Andriese said he’s getting particularly good results in treating lower back pain with the laser. Of the first 10 patients treated, seven have had ongoing relief three months after the surgery. He’s also had success in using the therapy to treat patients with tendonitis, osteoarthritis and TMJ, a disorder of the jaw joint.
In one “profound” example, Andriese said he treated a patient who had chronic swelling and pain long after having a knee replacement. He was told by one doctor that he had an “angry knee” and would likely have to live with the pain.
“It was affecting his life in every way,” Andriese said.
But after 12 treatments, the patient’s range of motion grew by 25 degrees and his pain was virtually eliminated.
“It can be fantastic, but I can’t say that it works every time,” Andriese said.
The therapy, which costs $60 per treatment, is not covered by insurance. Acute pain conditions typically require six visits, while 12 visits are usually required to treat chronic pain.
There is controversy in the medical field over the low-level “cold” laser’s effectiveness.
That’s primarily because there’s little standardization in how the lasers are used, making it difficult to study their large-scale effectiveness, Andriese said. A medical license is not required to purchase and use an MLS Laser. Andriese said he follows a set of protocols recommended by the manufacturer and his own experience that he believes is important in obtaining good results for his patients.
“We plan to continue to collect data so we can be able to inform patients of the likelihood of success from the treatment,” he said.
Andriese said he’d also like to see more primary care physicians use the MLS Laser as an alternative to addictive pain medication and some “invasive procedures that don’t work.”
Body-toning treatments often promise to melt or burn fat away. Dr. Christopher Jeffries at the Center for Plastic Surgery and Skin Care in Traverse City freezes it off.
The procedure, known as CoolSculpting, uses an applicator to freeze fat cells, which die off over several months. The procedure is designed for those who are “reasonably fit with localized pockets of fat. It is perfect for addressing those stubborn areas where exercise and diet alone cannot fix. CoolSculpting is not a massive weight loss solution,” according to the center’s website.
CoolSculpting was developed about 10 years ago after researchers discovered that children who habitually sucked on ice pops developed dimples. The exposure to constant cold caused the loss of fat tissue in their cheeks. The procedure takes between 30 to 45 minutes and can be done during a person’s lunch hour.

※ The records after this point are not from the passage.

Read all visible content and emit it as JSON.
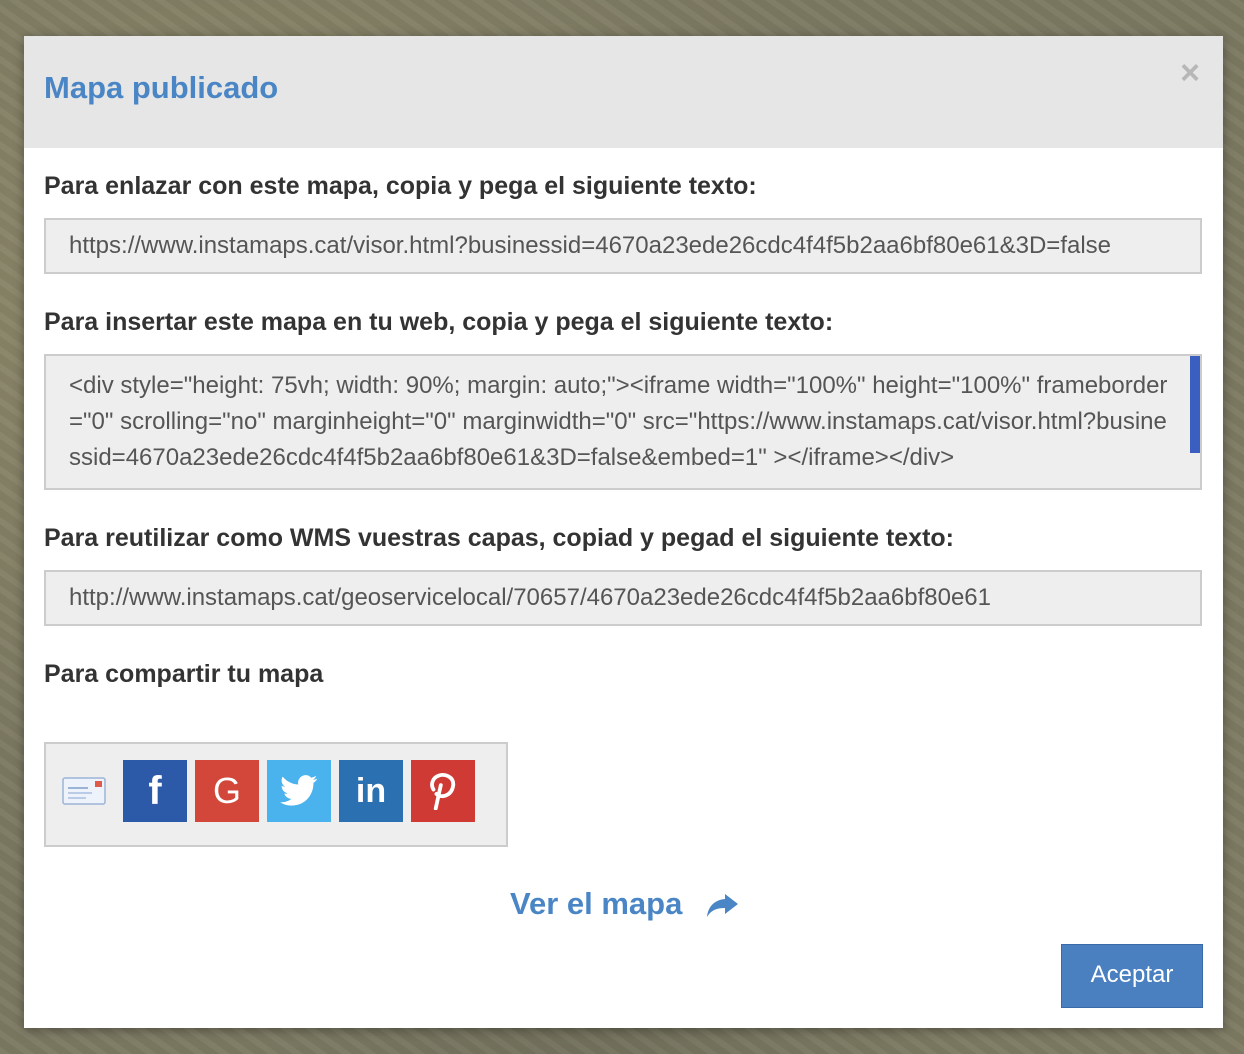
{
  "modal": {
    "title": "Mapa publicado",
    "close_glyph": "×"
  },
  "link_section": {
    "label": "Para enlazar con este mapa, copia y pega el siguiente texto:",
    "value": "https://www.instamaps.cat/visor.html?businessid=4670a23ede26cdc4f4f5b2aa6bf80e61&3D=false"
  },
  "embed_section": {
    "label": "Para insertar este mapa en tu web, copia y pega el siguiente texto:",
    "value": "<div style=\"height: 75vh; width: 90%; margin: auto;\"><iframe width=\"100%\" height=\"100%\" frameborder=\"0\" scrolling=\"no\" marginheight=\"0\" marginwidth=\"0\" src=\"https://www.instamaps.cat/visor.html?businessid=4670a23ede26cdc4f4f5b2aa6bf80e61&3D=false&embed=1\" ></iframe></div>"
  },
  "wms_section": {
    "label": "Para reutilizar como WMS vuestras capas, copiad y pegad el siguiente texto:",
    "value": "http://www.instamaps.cat/geoservicelocal/70657/4670a23ede26cdc4f4f5b2aa6bf80e61"
  },
  "share_section": {
    "label": "Para compartir tu mapa",
    "icons": [
      {
        "name": "email-icon",
        "color": "#f2f2f2"
      },
      {
        "name": "facebook-icon",
        "glyph": "f",
        "color": "#2d5aa8"
      },
      {
        "name": "google-icon",
        "glyph": "G",
        "color": "#d2473a"
      },
      {
        "name": "twitter-icon",
        "color": "#4ab2ec"
      },
      {
        "name": "linkedin-icon",
        "glyph": "in",
        "color": "#2b70b0"
      },
      {
        "name": "pinterest-icon",
        "glyph": "P",
        "color": "#d03a34"
      }
    ]
  },
  "view_link": {
    "label": "Ver el mapa",
    "icon": "share-arrow-icon"
  },
  "footer": {
    "accept_label": "Aceptar"
  },
  "colors": {
    "accent": "#4a86c5",
    "header_bg": "#e6e6e6",
    "button_bg": "#4a7fc0"
  }
}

“People go home the same day and start seeing results in a month to six weeks,” Dr. Jeffries said. “We’ve had really good success with it.”
Nationally, the price per application runs between $500 and $700, Jeffries said. CoolSculpting is not covered by insurance. The demand for cosmetic procedures in the Grand Traverse region “mimics demand in bigger cities,” he said. Patients are looking for more minimally invasive procedures that take less time to perform and result in faster healing.
“The trend is to more in-office procedures, such as minilifts and combined modalities instead of one big procedure in the hospital,” Jeffries said. “People want to compromise with smaller procedures that have less downtime for the sake of convenience.”
Jeffries purchased a CoolSculpting device three years ago and has seen demand increase so much that he recently bought a second machine.
Business for all types of cosmetic procedures at The Center for Plastic Surgery and Skin Care is booming, Jeffries said. The practice has hired six staffers over the past several years and is looking to add more. “We’re booking well into the summer and are about as busy as week can be,” he said.